It is quite logical as well to know that whoever loses the battle is going to appeal it to the Constitutional Court and one will have to wait for a date there, a hearing and thereafter no doubt a number of months until one receives a judgment in any event.You were only going to get there, once you’ve already had the first case, and judgment!
I went to have a look at the development at Houghton Golf Club, which was much written about in Noseweek, amongst other magazines, and I was quite surprised to see that the golf course is fairly close to the opening. Apparently, when they closed, they were down to about 160 members and 80% of those have signed up to join the new club.

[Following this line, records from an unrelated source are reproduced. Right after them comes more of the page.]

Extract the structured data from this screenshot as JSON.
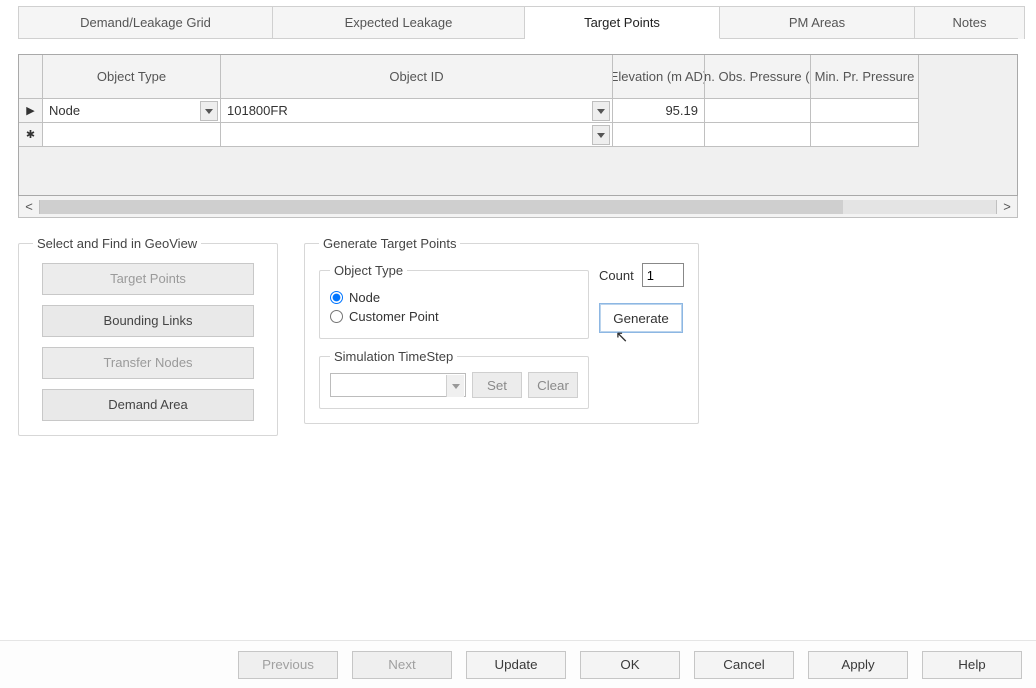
{
  "tabs": [
    {
      "label": "Demand/Leakage Grid",
      "active": false
    },
    {
      "label": "Expected Leakage",
      "active": false
    },
    {
      "label": "Target Points",
      "active": true
    },
    {
      "label": "PM Areas",
      "active": false
    },
    {
      "label": "Notes",
      "active": false
    }
  ],
  "grid": {
    "headers": {
      "object_type": "Object Type",
      "object_id": "Object ID",
      "elevation": "Elevation (m AD)",
      "min_obs": "Min. Obs. Pressure (m)",
      "min_pr": "Min. Pr. Pressure"
    },
    "rows": [
      {
        "object_type": "Node",
        "object_id": "101800FR",
        "elevation": "95.19",
        "min_obs": "",
        "min_pr": ""
      }
    ]
  },
  "geoview": {
    "legend": "Select and Find in GeoView",
    "buttons": [
      {
        "label": "Target Points",
        "enabled": false
      },
      {
        "label": "Bounding Links",
        "enabled": true
      },
      {
        "label": "Transfer Nodes",
        "enabled": false
      },
      {
        "label": "Demand Area",
        "enabled": true
      }
    ]
  },
  "generate": {
    "legend": "Generate Target Points",
    "object_type_legend": "Object Type",
    "radio_node": "Node",
    "radio_customer": "Customer Point",
    "selected": "node",
    "count_label": "Count",
    "count_value": "1",
    "generate_btn": "Generate",
    "sim_legend": "Simulation TimeStep",
    "sim_value": "",
    "set_btn": "Set",
    "clear_btn": "Clear"
  },
  "footer": {
    "previous": "Previous",
    "next": "Next",
    "update": "Update",
    "ok": "OK",
    "cancel": "Cancel",
    "apply": "Apply",
    "help": "Help"
  },
  "glyphs": {
    "row_current": "▶",
    "row_new": "✱"
  }
}
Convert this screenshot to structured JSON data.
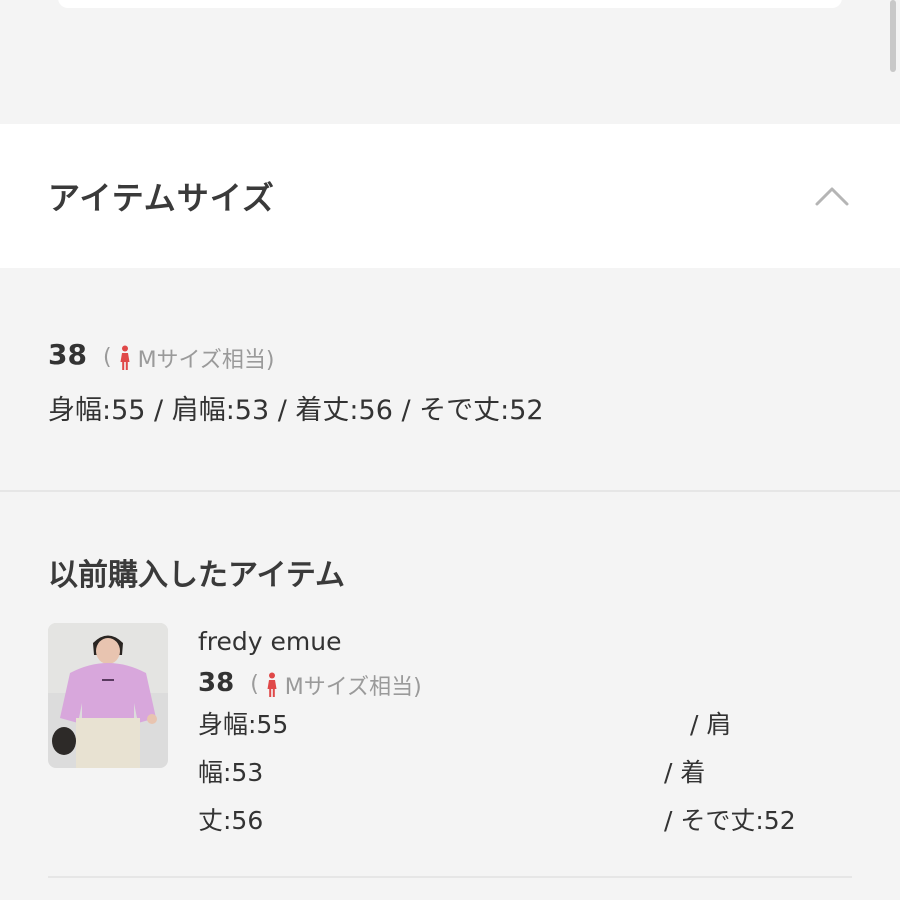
{
  "section": {
    "title": "アイテムサイズ"
  },
  "current_size": {
    "size": "38",
    "note_open": "(",
    "note_text": "Mサイズ相当)",
    "measurements": "身幅:55 / 肩幅:53 / 着丈:56 / そで丈:52"
  },
  "previous": {
    "title": "以前購入したアイテム",
    "items": [
      {
        "brand": "fredy emue",
        "size": "38",
        "note_open": "(",
        "note_text": "Mサイズ相当)",
        "rows": [
          {
            "left": "身幅:55",
            "right": "/ 肩"
          },
          {
            "left": "幅:53",
            "right": "/ 着"
          },
          {
            "left": "丈:56",
            "right": "/ そで丈:52"
          }
        ]
      }
    ]
  },
  "colors": {
    "accent_red": "#e04848",
    "header_bg": "#ffffff",
    "page_bg": "#f4f4f4"
  },
  "icons": [
    "chevron-up-icon",
    "female-icon"
  ]
}
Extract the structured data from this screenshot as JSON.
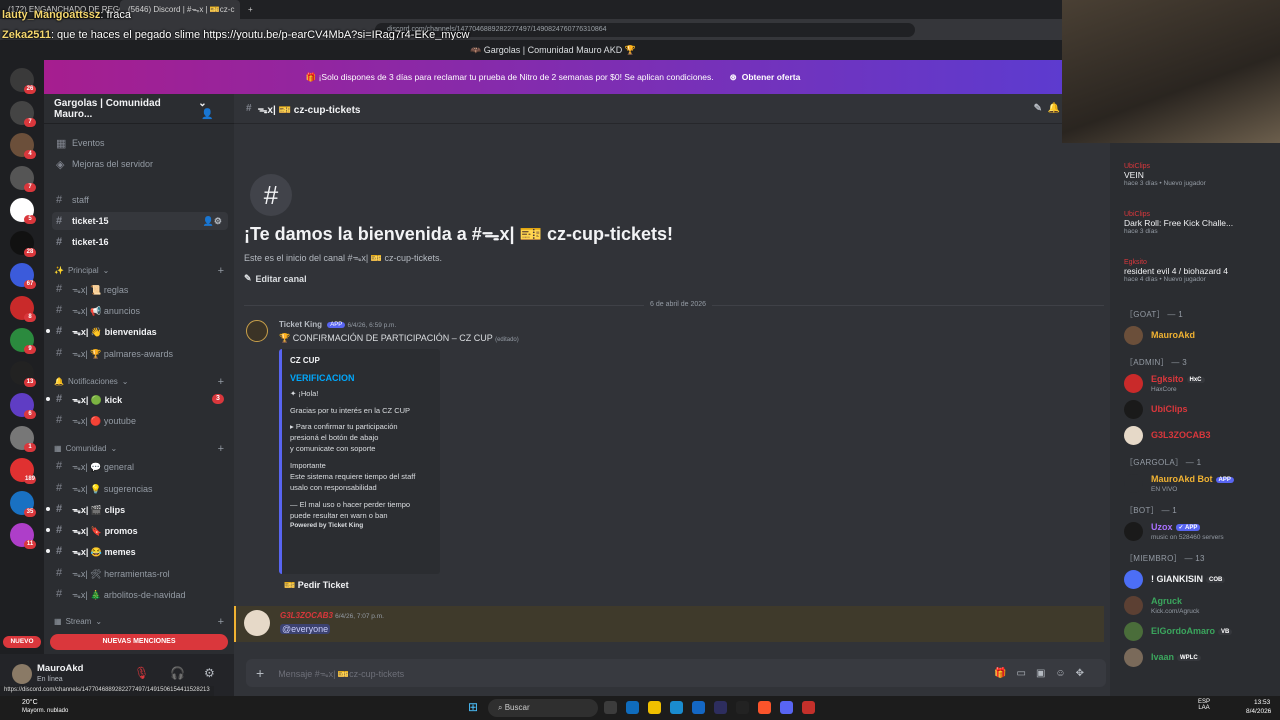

What was particularly interesting was the look of the very impressive new clubhouse itself which has an amazing, massive rooftop entertainment area and looks like it is really going to be the place for many of the new elite. Quite a few clubs in these areas seem to be suffering somewhat, such as Killarney, as their members retire or move away from these particular suburbs and it would be interesting to see if the team can make it work. One thing is for certain that a lot of money has been spent right in the middle of Houghton. One thinks sometimes how lucky the Country Club of Johannesburg (CCJ) were in having their land in Auckland Park expropriated by the then National Party government, for RAU University to be formed. They were forced to go and hunt for more land and bought in the then outskirts of Woodmead, where they now have two golf courses and incredibly valuable land, some of which they have sold off over the years. If their land had not been expropriated, one wonders if the club would barely exist today in its original Auckland Park surroundings.